‘Locusts’ and ‘Slam’ run the theatrical release gauntlet
Ben Geurens in ‘Locusts.’
Typifying the challenges facing the vast majority of Australian films, Heath Davis’ suspense-drama Locusts and Partho Sen-Gupta’s thriller Slam were released on a handful of screens last weekend.
Working with limited marketing budgets the distributors and producers relied primarily on reviews and publicity, and the weekend figures were commensurately modest.
Ben Geurens and Nathaniel Dean play estranged brothers who are the targets of an extortion racket in Locusts, which grossed $11,000 on 11 screens and $14,000 with previews.
Film Ink Presents is handling the theatrical release of the privately-financed film, which co-stars Jessica McNamee, Steve Le Marquand, Justin Rosniak, Andy McPhee, the late Damian Hill and Alan Dukes, while Jonathan Page’s Bonsai Films will sell the ancillary rights.
“It’s difficult for independent films to secure screens and marketing exposure,” Angus Watts, who produced and wrote Locusts, tells IF. “We’re happy with the support from exhibitors and it’s great to have the opportunity of having a good run. We will be adding four screens.”
Distributed by Bonsai Films, Slam, which follows the disappearance of Ameena (Danielle Horvat), a young Muslim woman in a climate of mistrust and xenophobia, made $7,600 on four screens and $38,000 including festival screenings. A further four screens will come on line in the next few weeks.
Adam Bakri plays Ameena’s brother Ricky, together with Lebanese-born, Paris-based Darina Al Joundi as their mother Rana, Rachael Blake as Joanne, the cop who investigates the case, and.
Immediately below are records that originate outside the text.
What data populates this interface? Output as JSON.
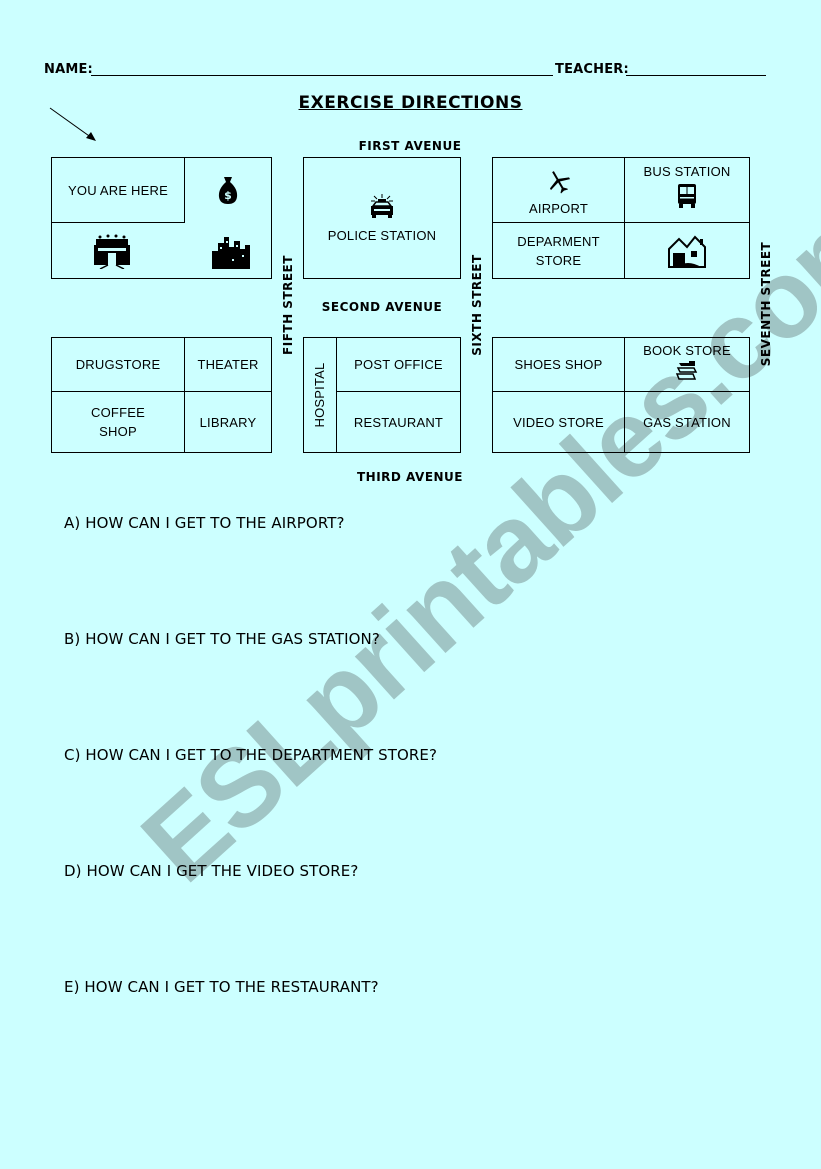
{
  "header": {
    "name_label": "NAME:",
    "teacher_label": "TEACHER:",
    "name_value": "",
    "teacher_value": ""
  },
  "title": "EXERCISE DIRECTIONS",
  "map": {
    "avenues": {
      "first": "FIRST AVENUE",
      "second": "SECOND AVENUE",
      "third": "THIRD AVENUE"
    },
    "streets": {
      "fifth": "FIFTH STREET",
      "sixth": "SIXTH STREET",
      "seventh": "SEVENTH STREET"
    },
    "start_marker": "you-are-here-arrow",
    "blocks": {
      "top_left": {
        "you_are_here": "YOU ARE HERE",
        "icons": [
          "money-bag-icon",
          "stadium-icon",
          "city-skyline-icon"
        ]
      },
      "top_middle": {
        "police_station": "POLICE STATION",
        "icon": "police-car-icon"
      },
      "top_right": {
        "airport": "AIRPORT",
        "bus_station": "BUS STATION",
        "department_store_line1": "DEPARMENT",
        "department_store_line2": "STORE",
        "icons": [
          "airplane-icon",
          "bus-icon",
          "houses-icon"
        ]
      },
      "bottom_left": {
        "drugstore": "DRUGSTORE",
        "theater": "THEATER",
        "coffee_shop_line1": "COFFEE",
        "coffee_shop_line2": "SHOP",
        "library": "LIBRARY"
      },
      "bottom_middle": {
        "hospital": "HOSPITAL",
        "post_office": "POST OFFICE",
        "restaurant": "RESTAURANT"
      },
      "bottom_right": {
        "shoes_shop": "SHOES SHOP",
        "book_store": "BOOK STORE",
        "video_store": "VIDEO STORE",
        "gas_station": "GAS STATION",
        "icon": "books-icon"
      }
    }
  },
  "questions": [
    {
      "letter": "A)",
      "text": "HOW CAN I GET TO THE AIRPORT?"
    },
    {
      "letter": "B)",
      "text": "HOW CAN I GET TO THE GAS STATION?"
    },
    {
      "letter": "C)",
      "text": "HOW CAN I GET TO THE DEPARTMENT STORE?"
    },
    {
      "letter": "D)",
      "text": "HOW CAN I GET THE VIDEO STORE?"
    },
    {
      "letter": "E)",
      "text": "HOW CAN I GET TO THE RESTAURANT?"
    }
  ],
  "watermark": "ESLprintables.com",
  "colors": {
    "background": "#ccffff",
    "watermark": "#99bcbc",
    "ink": "#000000"
  }
}
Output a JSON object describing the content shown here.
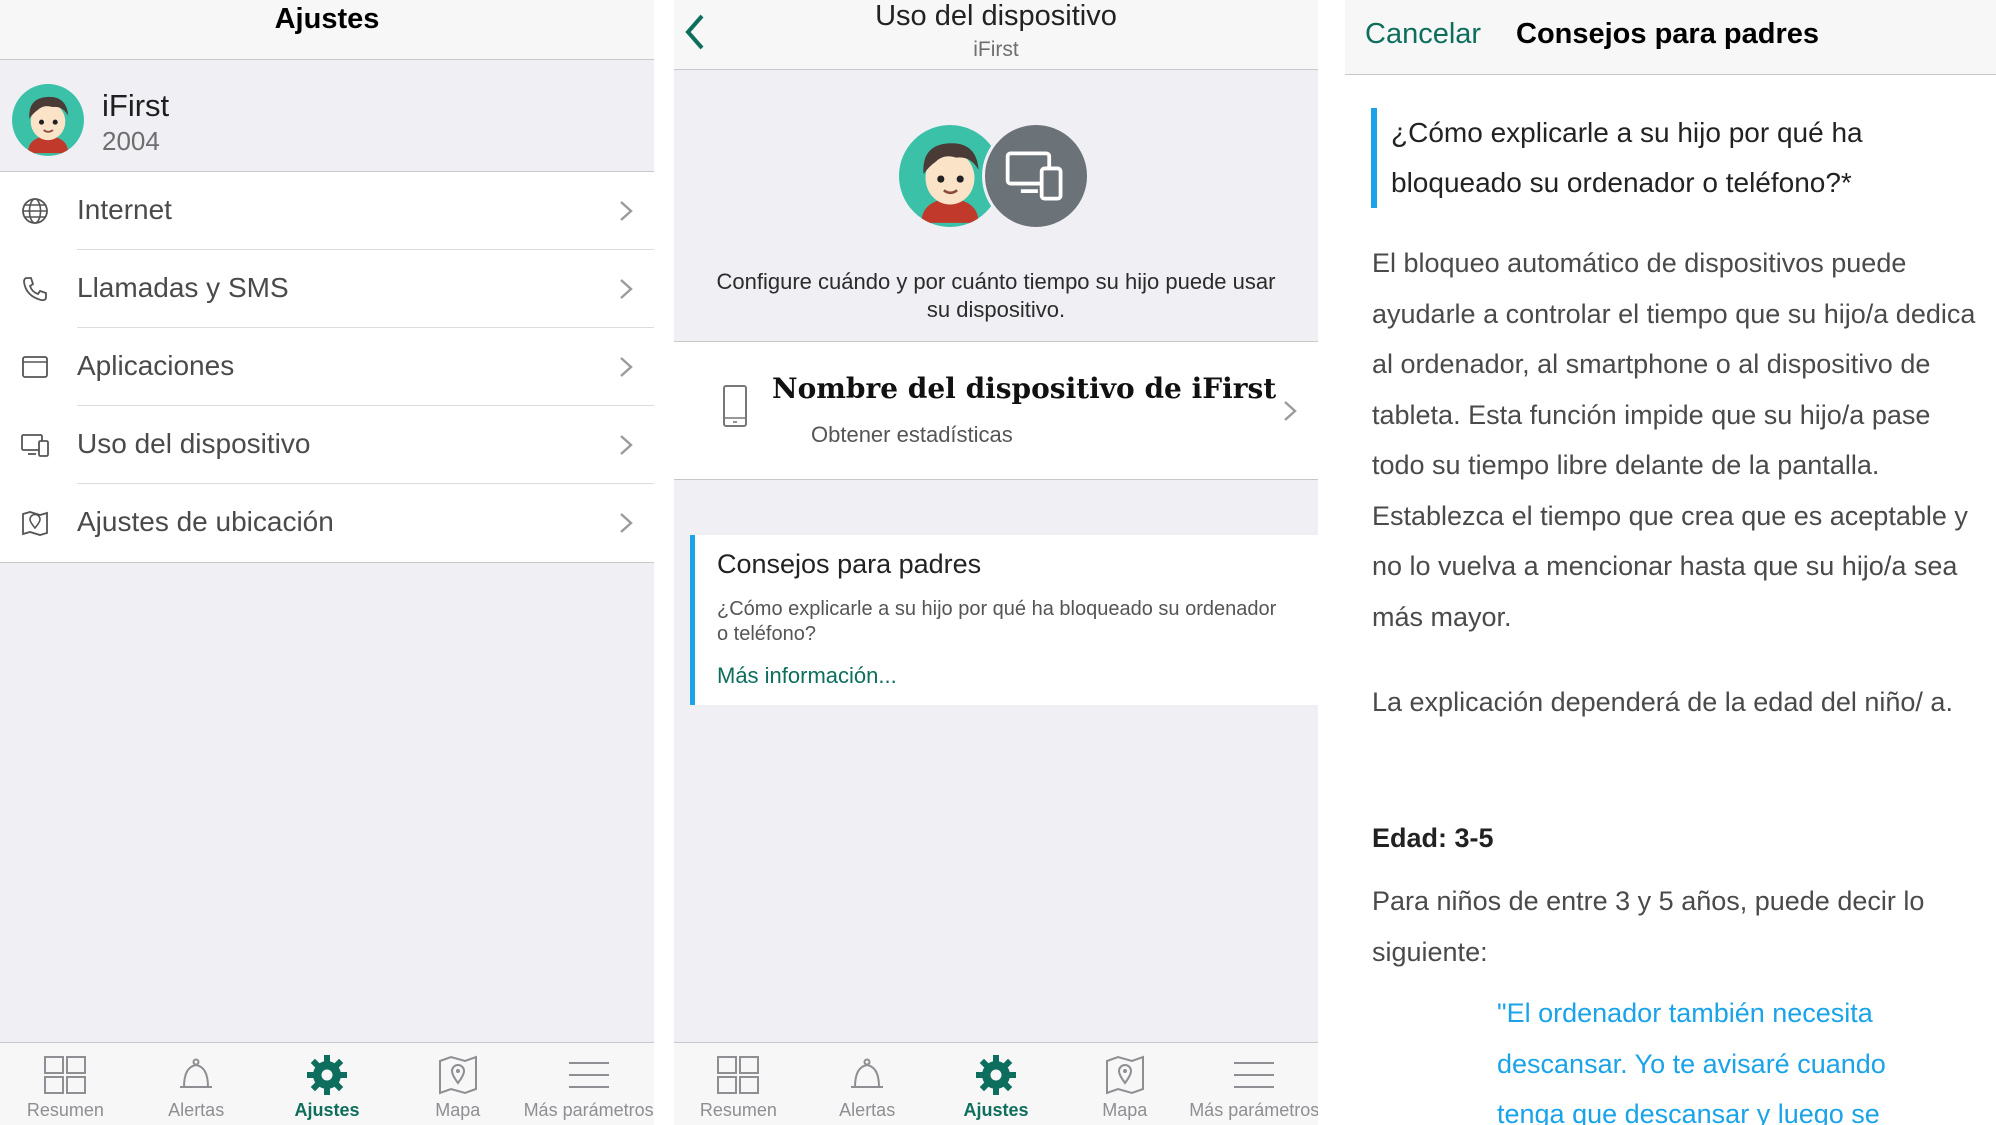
{
  "colors": {
    "accent_green": "#0e6e5d",
    "accent_blue": "#1aa3e8",
    "avatar_bg": "#3cc1a9",
    "device_circle": "#6b7278"
  },
  "settings_panel": {
    "title": "Ajustes",
    "profile": {
      "name": "iFirst",
      "year": "2004"
    },
    "menu": [
      {
        "icon": "globe-icon",
        "label": "Internet"
      },
      {
        "icon": "phone-icon",
        "label": "Llamadas y SMS"
      },
      {
        "icon": "window-icon",
        "label": "Aplicaciones"
      },
      {
        "icon": "devices-icon",
        "label": "Uso del dispositivo"
      },
      {
        "icon": "map-pin-icon",
        "label": "Ajustes de ubicación"
      }
    ]
  },
  "device_panel": {
    "title": "Uso del dispositivo",
    "subtitle": "iFirst",
    "description": "Configure cuándo y por cuánto tiempo su hijo puede usar su dispositivo.",
    "device": {
      "name": "Nombre del dispositivo de iFirst",
      "stats_link": "Obtener estadísticas"
    },
    "tips": {
      "title": "Consejos para padres",
      "question": "¿Cómo explicarle a su hijo por qué ha bloqueado su ordenador o teléfono?",
      "link": "Más información..."
    }
  },
  "tips_panel": {
    "cancel": "Cancelar",
    "title": "Consejos para padres",
    "quote": "¿Cómo explicarle a su hijo por qué ha bloqueado su ordenador o teléfono?*",
    "paragraph1": "El bloqueo automático de dispositivos puede ayudarle a controlar el tiempo que su hijo/a dedica al ordenador, al smartphone o al dispositivo de tableta. Esta función impide que su hijo/a pase todo su tiempo libre delante de la pantalla. Establezca el tiempo que crea que es aceptable y no lo vuelva a mencionar hasta que su hijo/a sea más mayor.",
    "paragraph2": "La explicación dependerá de la edad del niño/ a.",
    "age_heading": "Edad: 3-5",
    "paragraph3": "Para niños de entre 3 y 5 años, puede decir lo siguiente:",
    "example_quote": "\"El ordenador también necesita descansar. Yo te avisaré cuando tenga que descansar y luego se"
  },
  "tabbar": [
    {
      "icon": "summary-icon",
      "label": "Resumen"
    },
    {
      "icon": "bell-icon",
      "label": "Alertas"
    },
    {
      "icon": "gear-icon",
      "label": "Ajustes",
      "active": true
    },
    {
      "icon": "map-icon",
      "label": "Mapa"
    },
    {
      "icon": "menu-icon",
      "label": "Más parámetros"
    }
  ]
}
Rebecca Breeds as Ricky’s wife Sally.
Michael Wrenn, who produced Slam with Tennille Kennedy as a French co-production, says: “The strong, 4 star reviews for the film garnered from the limited theatrical launch will serve to position us for subsequent platforms.
“Festivals played well and there will be ongoing specialist screenings but the plan is to leverage reviews to get a good TV sale and possibly, with the added exposure, a pay TV sale.
“Of course we aren’t happy with the result but it’s a bit like climate change: you can’t argue with the change of weather. A large percentage of the art house market is dedicated to festivals.
“Theatrical still has value though as the reviews show and will mean the film has some ongoing presence it wouldn’t have had without the theatrical release.”
Watts says the marketing budget was enough to cover the cost of billboards and posters in six cities, radio ads in Adelaide and Queensland and a social media and publicity campaign.
He struck an international distribution deal with Cannes-based Fizz-e-Motion, headed by Yannick Rudynski and Luke Corradine, and says some deals are in negotiation.